One of the “feel good stories” in the Olympics was Oscar Pistorius. By now almost everyone on the planet knows the story. Pistorius is a South African sprinter who, at a young age, had a double below-knee amputation. He runs on carbon fiber artificial limbs. Having previously participated in the Paralympics, Pistorius gained fame by competing in the 2012 London Olympics. He’s now known as the “Blade Runner” and “the fastest man on no legs.”
Initially the International Association of Athletics Federations (IAAF) banned the use of “any technical device that incorporates springs, wheels or any other element that provides a user with an advantage over another athlete not using such a device.” This ruling would have precluded Pistorius from competing against able-bodied runners. But the ruling was overturned, and Pistorius ran in the 400 meters race and was part of South Africa’s 400 meter relay team at the London Olympics, becoming the first double amputee to compete in an Olympics.
Pistorius stated his belief that the prosthetic blades are not that unusual: “The blades are far less advanced than the prosthetic leg I’m wearing now. In track and field you use shoes that are constantly developing, you use poles, you use so many pieces of apparatus. My prosthetics are not a customized device.”
Would everyone have had such warm feelings towards Oscar Pistorius if he won? Or would the detractors have been more vocal?
Futurists have asked, is it only a matter of time until amputees have limbs so superior to biological limbs that amputees are able to out-perform able-bodied people? More generally, will there come a day when only augmented humans will be able to compete successfully?
On its website the Institute for Ethics & Emerging Technologies (the “Institute”) posed the provocative question, “Oscar Pistorius Now…Elective Amputation in the Future?”
Prosthetics could also one day provide amputees with extrasensory capabilities, such as: optics, chemical sensitivity, echolocation, infrared etc. Could such a reality, many ask, invert public opinion and preference regarding amputation, making amputated limbs a desirable characteristic? And what if, at such point, people without illness or injury desire to amputate their own limbs?

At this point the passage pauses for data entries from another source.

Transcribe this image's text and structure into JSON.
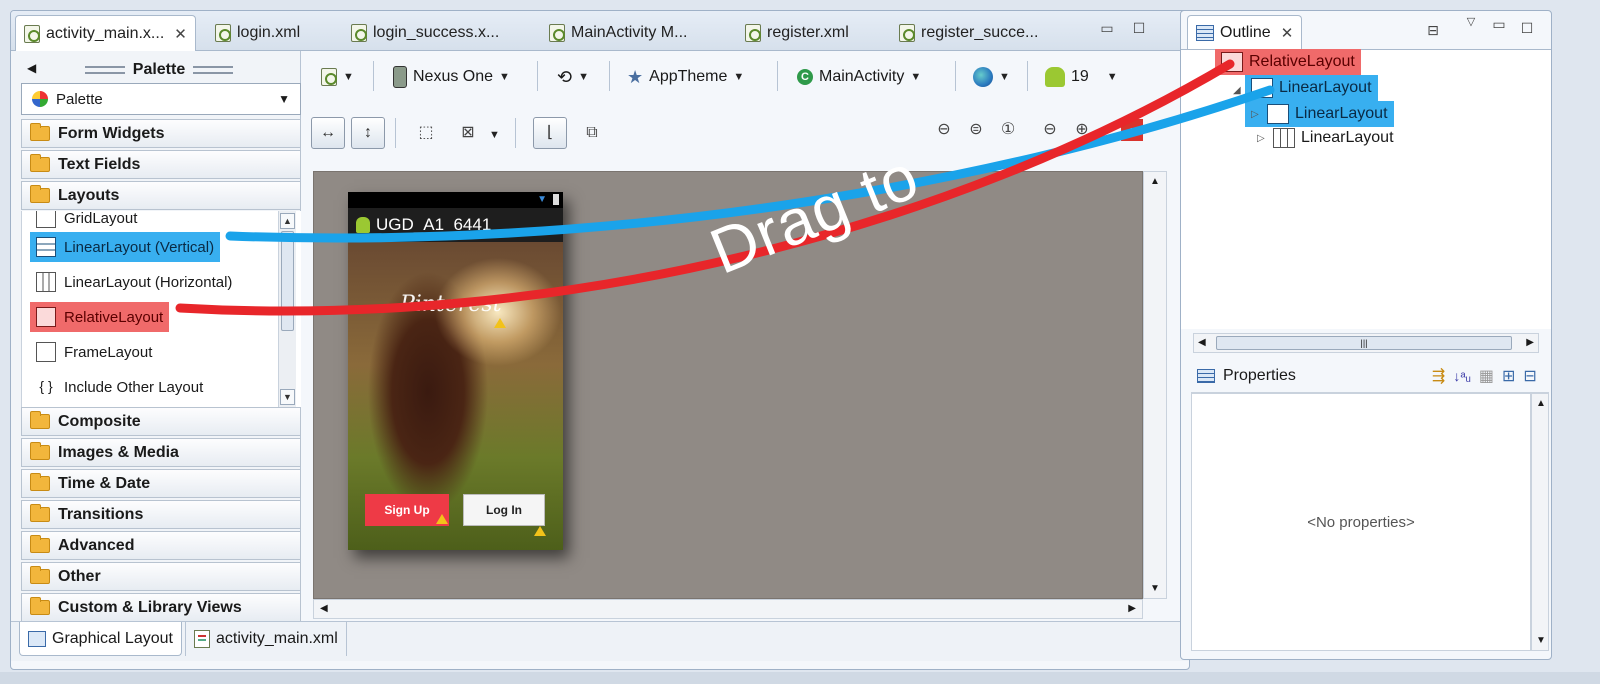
{
  "editor_tabs": [
    {
      "label": "activity_main.x...",
      "active": true
    },
    {
      "label": "login.xml"
    },
    {
      "label": "login_success.x..."
    },
    {
      "label": "MainActivity M..."
    },
    {
      "label": "register.xml"
    },
    {
      "label": "register_succe..."
    }
  ],
  "palette": {
    "title": "Palette",
    "selector": "Palette",
    "categories_top": [
      "Form Widgets",
      "Text Fields",
      "Layouts"
    ],
    "layout_items": [
      "GridLayout",
      "LinearLayout (Vertical)",
      "LinearLayout (Horizontal)",
      "RelativeLayout",
      "FrameLayout",
      "Include Other Layout"
    ],
    "categories_bottom": [
      "Composite",
      "Images & Media",
      "Time & Date",
      "Transitions",
      "Advanced",
      "Other",
      "Custom & Library Views"
    ]
  },
  "toolbar": {
    "device": "Nexus One",
    "theme": "AppTheme",
    "activity": "MainActivity",
    "api_level": "19"
  },
  "phone": {
    "app_title": "UGD_A1_6441",
    "logo_text": "Pinterest",
    "signup_label": "Sign Up",
    "login_label": "Log In"
  },
  "bottom_tabs": [
    "Graphical Layout",
    "activity_main.xml"
  ],
  "outline": {
    "tab_label": "Outline",
    "tree": [
      "RelativeLayout",
      "LinearLayout",
      "LinearLayout",
      "LinearLayout"
    ]
  },
  "properties": {
    "title": "Properties",
    "empty_text": "<No properties>"
  },
  "annotation": {
    "text": "Drag to",
    "colors": {
      "blue": "#1aa3ea",
      "red": "#e8262a"
    }
  }
}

I don’t know about you, but to me the concept of truly elective amputation seems pretty farfetched. It’s understandable that some partially disabled people choose to have limbs amputated and replaced by prosthetic devices. The Institute cited some examples, including “Milo,” whose biological hand had very little sensory or motor ability and “Patrick,” who lost the fingers of his left hand in an electrical accident. While the amputation in the examples may have been “elective,” the prosthetics replaced limbs that didn’t really work. These examples, like Oscar Pistorius, make perfect sense.
Maybe the bigger question may be whether other kinds of enhancements or changes to an athlete’s body will become commonplace, and where to draw the line between what’s acceptable or ethical and what’s not. Some are readily accepted, like Lasik surgery, while others are banned in many sports, like HGH, steroids and blood doping.
When contemplating ethical issues relating to technology and humans, I always wonder what Ray Kurzweil, the famous futurist, would think. According to the Institute:
It is perhaps interesting to note that today’s most famous futurist, Ray Kurzweil, does not include elective amputation (explicitly, at least) in his list of predictions, nor does he discuss it – further exemplifying just how distant the landscape is from one that will foster humans with bionic limbs.
I decided to go right to the source, and consulted Kurzweil’s seminal work, The Age of Spiritual Machines, published in 1999. It’s fun to see how successful Kurzweil has been in his predictions for 2009 and to contemplate his predictions for 2019, 2029 and beyond. Kurzweil made optimistic predictions about how technology would help people overcome disabilities, including the vision and hearing-impaired. He also predicted that orthotic walking systems will help paraplegics to climb stairs. Although Kurzweil may have been over-optimistic as to the rapidity of development, his view that technology is the great “leveler” is supported by the success of Oscar Pistorius.